** TASK REQUIREMENTS **
Read through the data below and state how many of its lines contain the word "JSON", adding nothing.

........

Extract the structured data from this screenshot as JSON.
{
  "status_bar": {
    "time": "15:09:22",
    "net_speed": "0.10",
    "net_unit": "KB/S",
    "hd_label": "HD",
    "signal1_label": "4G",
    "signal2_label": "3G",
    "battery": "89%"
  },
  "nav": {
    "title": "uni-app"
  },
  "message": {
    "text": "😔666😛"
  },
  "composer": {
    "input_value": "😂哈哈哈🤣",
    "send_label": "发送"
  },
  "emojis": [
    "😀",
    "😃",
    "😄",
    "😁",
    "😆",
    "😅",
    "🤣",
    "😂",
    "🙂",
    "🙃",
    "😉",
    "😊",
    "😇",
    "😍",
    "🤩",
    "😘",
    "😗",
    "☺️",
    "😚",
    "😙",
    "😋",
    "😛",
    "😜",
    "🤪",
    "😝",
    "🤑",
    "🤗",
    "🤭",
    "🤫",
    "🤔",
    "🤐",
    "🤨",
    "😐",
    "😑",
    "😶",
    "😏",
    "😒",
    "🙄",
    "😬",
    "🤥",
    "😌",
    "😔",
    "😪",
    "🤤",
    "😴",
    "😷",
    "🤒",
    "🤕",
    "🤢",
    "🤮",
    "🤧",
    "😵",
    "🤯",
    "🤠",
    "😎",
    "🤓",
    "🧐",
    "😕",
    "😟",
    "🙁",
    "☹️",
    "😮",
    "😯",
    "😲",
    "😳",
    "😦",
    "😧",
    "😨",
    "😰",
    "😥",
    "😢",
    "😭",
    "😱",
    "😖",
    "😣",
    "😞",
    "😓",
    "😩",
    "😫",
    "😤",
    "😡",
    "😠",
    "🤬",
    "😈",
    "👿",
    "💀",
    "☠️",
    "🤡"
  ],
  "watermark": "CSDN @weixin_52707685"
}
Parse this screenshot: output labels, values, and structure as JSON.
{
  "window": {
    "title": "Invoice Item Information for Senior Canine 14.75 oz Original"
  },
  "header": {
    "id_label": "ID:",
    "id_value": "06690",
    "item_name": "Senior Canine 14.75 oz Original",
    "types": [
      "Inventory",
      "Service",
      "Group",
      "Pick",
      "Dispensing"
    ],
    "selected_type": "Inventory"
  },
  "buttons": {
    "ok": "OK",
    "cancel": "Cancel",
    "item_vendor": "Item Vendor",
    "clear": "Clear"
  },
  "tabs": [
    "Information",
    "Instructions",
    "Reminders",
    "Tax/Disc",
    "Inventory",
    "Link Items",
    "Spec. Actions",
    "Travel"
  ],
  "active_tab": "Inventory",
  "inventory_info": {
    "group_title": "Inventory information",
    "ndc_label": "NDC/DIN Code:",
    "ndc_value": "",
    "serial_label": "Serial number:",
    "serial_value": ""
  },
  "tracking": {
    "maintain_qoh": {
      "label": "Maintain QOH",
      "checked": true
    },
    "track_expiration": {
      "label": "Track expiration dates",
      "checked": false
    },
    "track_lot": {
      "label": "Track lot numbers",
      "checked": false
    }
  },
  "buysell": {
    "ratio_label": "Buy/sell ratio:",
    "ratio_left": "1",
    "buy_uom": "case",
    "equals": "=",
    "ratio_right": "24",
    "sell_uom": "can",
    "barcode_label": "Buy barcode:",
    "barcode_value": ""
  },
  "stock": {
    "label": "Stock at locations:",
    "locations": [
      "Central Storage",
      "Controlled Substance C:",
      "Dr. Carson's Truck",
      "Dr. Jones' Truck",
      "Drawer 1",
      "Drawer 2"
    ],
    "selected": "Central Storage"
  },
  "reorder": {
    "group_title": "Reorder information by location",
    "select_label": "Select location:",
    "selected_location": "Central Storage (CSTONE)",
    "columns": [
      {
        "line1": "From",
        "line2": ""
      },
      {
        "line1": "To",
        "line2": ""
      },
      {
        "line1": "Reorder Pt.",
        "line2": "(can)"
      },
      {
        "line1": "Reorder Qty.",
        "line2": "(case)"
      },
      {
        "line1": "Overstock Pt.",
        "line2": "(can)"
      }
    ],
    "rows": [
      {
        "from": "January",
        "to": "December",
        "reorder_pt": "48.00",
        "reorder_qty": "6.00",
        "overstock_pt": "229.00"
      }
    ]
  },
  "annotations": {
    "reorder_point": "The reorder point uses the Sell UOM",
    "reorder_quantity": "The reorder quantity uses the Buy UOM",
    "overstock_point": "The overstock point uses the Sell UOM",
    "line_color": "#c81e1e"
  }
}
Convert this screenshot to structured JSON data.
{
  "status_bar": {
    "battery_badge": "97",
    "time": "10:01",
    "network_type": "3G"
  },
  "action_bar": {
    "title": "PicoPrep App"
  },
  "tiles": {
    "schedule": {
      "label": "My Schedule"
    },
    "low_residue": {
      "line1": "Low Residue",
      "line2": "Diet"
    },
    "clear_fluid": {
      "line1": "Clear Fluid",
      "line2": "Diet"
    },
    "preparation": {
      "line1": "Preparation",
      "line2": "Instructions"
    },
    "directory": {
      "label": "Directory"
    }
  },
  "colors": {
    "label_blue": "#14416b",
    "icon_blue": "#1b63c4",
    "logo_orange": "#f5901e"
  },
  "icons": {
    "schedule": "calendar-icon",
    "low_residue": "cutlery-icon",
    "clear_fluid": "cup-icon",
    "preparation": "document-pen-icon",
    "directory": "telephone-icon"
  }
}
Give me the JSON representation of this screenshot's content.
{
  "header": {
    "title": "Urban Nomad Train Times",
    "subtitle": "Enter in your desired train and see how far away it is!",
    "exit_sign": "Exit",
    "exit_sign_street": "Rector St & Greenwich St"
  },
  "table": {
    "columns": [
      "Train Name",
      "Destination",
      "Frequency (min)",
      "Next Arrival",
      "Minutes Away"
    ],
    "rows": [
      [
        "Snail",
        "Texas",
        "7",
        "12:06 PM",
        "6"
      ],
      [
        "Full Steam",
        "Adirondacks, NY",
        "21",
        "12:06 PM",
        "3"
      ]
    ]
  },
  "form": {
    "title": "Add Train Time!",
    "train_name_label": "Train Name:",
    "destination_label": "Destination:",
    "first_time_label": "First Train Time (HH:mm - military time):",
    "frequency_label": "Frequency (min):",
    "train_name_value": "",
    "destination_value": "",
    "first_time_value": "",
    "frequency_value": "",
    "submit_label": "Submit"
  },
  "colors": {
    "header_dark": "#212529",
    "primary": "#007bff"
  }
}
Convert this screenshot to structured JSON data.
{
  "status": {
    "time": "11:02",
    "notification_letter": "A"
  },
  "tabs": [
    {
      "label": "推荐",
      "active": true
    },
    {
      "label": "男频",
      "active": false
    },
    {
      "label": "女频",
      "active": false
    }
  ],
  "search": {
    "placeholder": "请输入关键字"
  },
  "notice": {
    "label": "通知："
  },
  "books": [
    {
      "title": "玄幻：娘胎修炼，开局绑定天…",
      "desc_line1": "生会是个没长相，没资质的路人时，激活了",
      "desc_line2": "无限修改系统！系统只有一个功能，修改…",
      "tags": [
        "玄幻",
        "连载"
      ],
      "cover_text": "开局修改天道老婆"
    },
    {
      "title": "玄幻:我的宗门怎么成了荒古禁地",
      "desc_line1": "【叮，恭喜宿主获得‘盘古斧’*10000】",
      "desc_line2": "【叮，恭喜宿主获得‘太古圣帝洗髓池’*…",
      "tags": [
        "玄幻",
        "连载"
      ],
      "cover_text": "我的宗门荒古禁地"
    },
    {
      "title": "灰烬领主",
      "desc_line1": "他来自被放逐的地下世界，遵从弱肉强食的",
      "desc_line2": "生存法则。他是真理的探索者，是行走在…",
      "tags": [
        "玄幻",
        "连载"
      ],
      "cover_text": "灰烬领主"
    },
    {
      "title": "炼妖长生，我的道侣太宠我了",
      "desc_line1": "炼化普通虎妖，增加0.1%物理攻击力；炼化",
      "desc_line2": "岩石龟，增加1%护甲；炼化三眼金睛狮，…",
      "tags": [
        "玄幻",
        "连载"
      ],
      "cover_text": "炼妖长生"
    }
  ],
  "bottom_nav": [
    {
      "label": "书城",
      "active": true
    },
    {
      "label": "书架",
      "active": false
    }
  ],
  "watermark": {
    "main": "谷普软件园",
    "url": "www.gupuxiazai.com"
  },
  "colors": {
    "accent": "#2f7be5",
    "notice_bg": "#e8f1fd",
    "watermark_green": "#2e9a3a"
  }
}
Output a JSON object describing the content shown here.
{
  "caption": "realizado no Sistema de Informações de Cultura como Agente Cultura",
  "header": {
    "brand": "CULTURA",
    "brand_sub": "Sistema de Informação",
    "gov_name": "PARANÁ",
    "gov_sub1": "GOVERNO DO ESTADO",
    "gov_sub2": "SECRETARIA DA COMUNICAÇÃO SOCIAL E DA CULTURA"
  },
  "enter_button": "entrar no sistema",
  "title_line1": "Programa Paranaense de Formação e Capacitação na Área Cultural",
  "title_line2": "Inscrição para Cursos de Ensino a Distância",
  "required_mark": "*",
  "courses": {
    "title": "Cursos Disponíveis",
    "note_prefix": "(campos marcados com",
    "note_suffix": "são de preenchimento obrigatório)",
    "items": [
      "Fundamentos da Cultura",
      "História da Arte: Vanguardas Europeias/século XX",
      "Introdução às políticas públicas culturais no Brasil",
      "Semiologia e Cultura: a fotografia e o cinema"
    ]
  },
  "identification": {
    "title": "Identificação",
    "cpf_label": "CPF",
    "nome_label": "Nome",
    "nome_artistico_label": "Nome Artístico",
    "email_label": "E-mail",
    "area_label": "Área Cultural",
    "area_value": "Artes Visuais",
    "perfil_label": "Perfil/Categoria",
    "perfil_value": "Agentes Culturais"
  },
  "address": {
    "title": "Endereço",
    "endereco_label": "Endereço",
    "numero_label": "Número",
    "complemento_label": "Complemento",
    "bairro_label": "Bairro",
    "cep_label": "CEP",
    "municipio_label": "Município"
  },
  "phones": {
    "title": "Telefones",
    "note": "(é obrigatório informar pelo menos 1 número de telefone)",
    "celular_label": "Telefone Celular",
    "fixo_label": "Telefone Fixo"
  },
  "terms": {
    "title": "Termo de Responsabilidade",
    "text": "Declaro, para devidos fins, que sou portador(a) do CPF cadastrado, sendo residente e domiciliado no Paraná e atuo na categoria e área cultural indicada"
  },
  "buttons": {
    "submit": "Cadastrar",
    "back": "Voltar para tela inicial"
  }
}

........

** ANSWER TO THIS PROBLEM **
6